There are rules governing IPO over subscription; know them
If you are an IPO subscriber, chances are you would have encountered a situation where the offer was oversubscribed. Take for instance the offering from RBL Bank in August 2016; it was oversubscribed three times over on day 2. Another offering, Quess Corp was oversubscribed 147 times in July. More recently, the BSE IPO was subscribed 51times on final day. Yes, it is good to invest in a company whose IPO is being oversubscribed, it indicates how the markets and market players are keen on the company. It is a reconfirmation of the interest in such a stock.
At the same time, investing in the IPO of a company which has been oversubscribed manifolds means that you might get only a few shares compared to the number of shares you had applied for. In every IPO, investor categories are distinguished and a portion is reserved for them. The categories defined are: qualified institutional investors, non-institutional investors, retail investors, and there could be an employee category as well.

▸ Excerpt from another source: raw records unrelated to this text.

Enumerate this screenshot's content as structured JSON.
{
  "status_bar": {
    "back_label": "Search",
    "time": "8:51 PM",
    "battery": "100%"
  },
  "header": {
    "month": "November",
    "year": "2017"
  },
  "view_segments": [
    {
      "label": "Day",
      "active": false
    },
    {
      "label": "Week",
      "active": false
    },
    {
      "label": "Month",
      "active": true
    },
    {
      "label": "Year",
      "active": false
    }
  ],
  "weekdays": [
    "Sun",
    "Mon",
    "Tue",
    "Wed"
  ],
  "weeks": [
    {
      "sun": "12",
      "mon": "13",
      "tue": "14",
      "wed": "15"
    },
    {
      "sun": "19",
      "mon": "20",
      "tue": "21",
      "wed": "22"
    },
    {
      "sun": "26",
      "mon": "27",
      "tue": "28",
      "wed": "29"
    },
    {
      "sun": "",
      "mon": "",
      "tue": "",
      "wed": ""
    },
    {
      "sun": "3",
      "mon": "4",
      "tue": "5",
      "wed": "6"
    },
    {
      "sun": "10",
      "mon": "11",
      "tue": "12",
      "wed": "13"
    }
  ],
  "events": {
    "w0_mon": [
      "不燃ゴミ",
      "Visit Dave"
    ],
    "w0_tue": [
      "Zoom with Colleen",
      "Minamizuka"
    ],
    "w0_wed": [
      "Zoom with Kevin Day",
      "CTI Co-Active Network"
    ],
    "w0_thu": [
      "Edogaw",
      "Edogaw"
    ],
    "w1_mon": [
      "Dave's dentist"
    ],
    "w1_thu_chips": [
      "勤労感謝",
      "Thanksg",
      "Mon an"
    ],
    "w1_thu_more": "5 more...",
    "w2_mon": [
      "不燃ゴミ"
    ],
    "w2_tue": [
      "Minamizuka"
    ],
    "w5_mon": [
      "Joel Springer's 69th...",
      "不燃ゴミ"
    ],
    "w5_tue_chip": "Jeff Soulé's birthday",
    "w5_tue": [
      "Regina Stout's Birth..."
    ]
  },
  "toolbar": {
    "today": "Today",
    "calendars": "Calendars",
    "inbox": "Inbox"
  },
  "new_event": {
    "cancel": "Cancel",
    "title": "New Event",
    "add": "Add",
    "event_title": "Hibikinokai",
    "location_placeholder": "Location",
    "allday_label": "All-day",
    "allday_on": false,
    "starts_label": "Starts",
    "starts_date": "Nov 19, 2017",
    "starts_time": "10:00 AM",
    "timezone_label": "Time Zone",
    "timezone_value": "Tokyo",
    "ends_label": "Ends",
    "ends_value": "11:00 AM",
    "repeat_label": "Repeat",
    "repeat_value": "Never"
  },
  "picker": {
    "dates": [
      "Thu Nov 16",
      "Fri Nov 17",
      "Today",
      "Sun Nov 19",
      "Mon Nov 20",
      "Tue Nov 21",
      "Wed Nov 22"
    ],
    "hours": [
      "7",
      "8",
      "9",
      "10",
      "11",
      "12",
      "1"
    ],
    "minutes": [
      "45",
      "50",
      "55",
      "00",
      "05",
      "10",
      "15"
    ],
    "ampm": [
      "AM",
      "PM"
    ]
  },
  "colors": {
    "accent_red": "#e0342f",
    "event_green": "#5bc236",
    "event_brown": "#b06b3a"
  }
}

Typically, oversubscription happens when people apply for more shares than what were on offer.
So, the Rs 1,234.4 crore BSE IPO had existing shareholders selling 15.42 million shares through an offer for sale, representing 28.26 per cent of BSE’s pre-share sale capital. The portion reserved for qualified institutional buyers was subscribed 48.64 times, while that for retail investors were subscribed 6.18 times. The portion meant for non-institutional investors saw a subscription of 77.22 times.
How are shares allotted?
In cases where the issue is oversubscribed, allotment happens as per predefined rules laid out by the Securities and Exchange Board of India (Sebi) guidelines, which states that every issuer must define a minimum application amount, between Rs 10,000 and Rs 15,000. And, depending on the final issue price, the lot size is defined in terms of the number of shares. The finalisation of the basis of allotment for investors will be by Jan 31, 2017. But, it is certain that not every retail investor will get as many shares as they invested for. For instance in the case of Quess Corp IPO, the minimum lot size was 45 shares, which means anyone who applied for lesser number of shares; would have got nothing.
Allocation to retail investors happens based on the total number of shares available for retail investors divided by the minimum lot size, which determines the maximum number of applicants who will receive allotment. Based on this figure, applicants receive the minimum lot regardless of how much they applied for. If the number of applications received is more than this, then a lottery follows. The lesson for you as an IPO investor is that, in case an IPO is oversubscribed manifolds, there are chances that more retail investors will receive nothing.
When applying for an IPO, use the Application Supported by Blocked Amount (ASBA) facility available through banks, wherein your application amount is blocked and debited only when the shares get allotted. Till then, you receive interest on the blocked amount. You could bid more this way than it may be necessary whenever IPOs get highly oversubscribed. There are other advantages in using the ASBA; you can revise and even withdraw your bid by giving an application to the bank as long as the IPO is open and you sense it is lukewarm and not firing as you expected.